Count the lines below that contain the word "demo", and reply with that number alone.

*** Opening of SOURCE RECORDS ***

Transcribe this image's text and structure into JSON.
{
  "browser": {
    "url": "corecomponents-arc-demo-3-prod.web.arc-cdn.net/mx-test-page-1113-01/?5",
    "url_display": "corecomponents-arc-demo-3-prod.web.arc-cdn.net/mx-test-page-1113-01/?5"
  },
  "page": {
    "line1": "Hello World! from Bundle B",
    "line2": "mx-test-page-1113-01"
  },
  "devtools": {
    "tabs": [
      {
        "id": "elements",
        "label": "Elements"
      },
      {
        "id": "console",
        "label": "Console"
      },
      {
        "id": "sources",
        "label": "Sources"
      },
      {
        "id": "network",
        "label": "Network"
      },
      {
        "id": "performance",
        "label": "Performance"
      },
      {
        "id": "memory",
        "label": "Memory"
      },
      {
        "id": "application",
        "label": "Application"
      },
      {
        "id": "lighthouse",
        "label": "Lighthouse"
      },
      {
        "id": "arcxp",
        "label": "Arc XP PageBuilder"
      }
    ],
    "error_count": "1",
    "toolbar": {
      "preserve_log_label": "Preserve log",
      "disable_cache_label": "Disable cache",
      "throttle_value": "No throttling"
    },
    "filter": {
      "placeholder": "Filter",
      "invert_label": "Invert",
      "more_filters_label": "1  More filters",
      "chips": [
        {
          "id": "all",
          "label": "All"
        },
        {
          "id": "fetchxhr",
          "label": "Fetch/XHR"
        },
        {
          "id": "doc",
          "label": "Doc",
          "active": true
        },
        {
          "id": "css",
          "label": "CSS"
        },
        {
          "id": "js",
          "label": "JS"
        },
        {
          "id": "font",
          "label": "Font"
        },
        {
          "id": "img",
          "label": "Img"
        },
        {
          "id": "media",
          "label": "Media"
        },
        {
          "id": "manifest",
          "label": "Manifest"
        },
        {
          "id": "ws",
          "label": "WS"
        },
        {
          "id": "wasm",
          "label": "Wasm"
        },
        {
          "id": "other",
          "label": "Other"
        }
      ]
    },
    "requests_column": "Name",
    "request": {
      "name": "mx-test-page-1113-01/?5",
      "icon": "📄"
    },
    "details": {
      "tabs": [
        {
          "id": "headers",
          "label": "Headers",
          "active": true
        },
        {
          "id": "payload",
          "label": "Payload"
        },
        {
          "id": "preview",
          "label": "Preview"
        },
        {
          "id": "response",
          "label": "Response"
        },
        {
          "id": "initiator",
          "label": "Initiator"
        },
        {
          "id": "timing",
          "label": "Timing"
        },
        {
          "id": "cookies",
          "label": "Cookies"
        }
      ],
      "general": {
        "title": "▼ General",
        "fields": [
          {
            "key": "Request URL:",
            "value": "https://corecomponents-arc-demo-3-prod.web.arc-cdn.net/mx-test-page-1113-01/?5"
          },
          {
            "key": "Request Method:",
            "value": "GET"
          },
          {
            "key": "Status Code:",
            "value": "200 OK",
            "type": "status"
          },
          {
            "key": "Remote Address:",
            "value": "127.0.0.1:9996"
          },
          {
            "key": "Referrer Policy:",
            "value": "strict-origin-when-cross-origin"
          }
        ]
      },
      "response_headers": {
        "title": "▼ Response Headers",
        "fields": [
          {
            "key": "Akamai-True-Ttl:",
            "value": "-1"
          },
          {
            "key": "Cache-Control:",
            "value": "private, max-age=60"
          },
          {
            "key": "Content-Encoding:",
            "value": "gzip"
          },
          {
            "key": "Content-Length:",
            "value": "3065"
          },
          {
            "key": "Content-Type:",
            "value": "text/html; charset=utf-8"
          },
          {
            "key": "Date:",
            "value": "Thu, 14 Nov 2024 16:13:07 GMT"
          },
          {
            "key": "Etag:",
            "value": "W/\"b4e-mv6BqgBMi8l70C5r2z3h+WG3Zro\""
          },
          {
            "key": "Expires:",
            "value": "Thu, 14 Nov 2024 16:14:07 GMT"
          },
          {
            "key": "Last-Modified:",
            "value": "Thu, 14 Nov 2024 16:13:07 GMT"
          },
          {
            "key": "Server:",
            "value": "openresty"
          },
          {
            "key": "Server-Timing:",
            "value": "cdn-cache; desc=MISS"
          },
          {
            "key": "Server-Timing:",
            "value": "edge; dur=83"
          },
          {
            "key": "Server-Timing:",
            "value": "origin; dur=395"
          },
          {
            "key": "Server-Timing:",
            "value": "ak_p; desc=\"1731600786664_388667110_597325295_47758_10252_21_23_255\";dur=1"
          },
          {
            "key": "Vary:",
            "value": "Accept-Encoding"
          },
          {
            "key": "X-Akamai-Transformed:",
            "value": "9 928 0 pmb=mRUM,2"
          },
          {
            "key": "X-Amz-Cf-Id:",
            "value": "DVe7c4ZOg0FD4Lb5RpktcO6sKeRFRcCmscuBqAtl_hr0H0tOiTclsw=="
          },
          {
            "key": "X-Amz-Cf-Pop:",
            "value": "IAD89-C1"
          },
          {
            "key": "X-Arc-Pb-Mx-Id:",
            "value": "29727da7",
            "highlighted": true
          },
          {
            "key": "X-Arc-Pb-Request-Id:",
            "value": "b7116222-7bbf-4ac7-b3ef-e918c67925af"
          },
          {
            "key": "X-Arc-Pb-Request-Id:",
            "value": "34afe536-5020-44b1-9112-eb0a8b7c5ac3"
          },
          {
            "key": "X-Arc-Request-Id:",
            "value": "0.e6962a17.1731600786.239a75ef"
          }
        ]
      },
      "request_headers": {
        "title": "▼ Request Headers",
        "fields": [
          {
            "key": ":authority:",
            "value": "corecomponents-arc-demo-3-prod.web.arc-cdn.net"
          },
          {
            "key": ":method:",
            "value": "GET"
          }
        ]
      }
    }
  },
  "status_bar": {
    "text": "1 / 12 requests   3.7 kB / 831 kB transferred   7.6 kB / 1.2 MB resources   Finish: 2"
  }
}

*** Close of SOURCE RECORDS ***

> **ANSWER BOX**: 4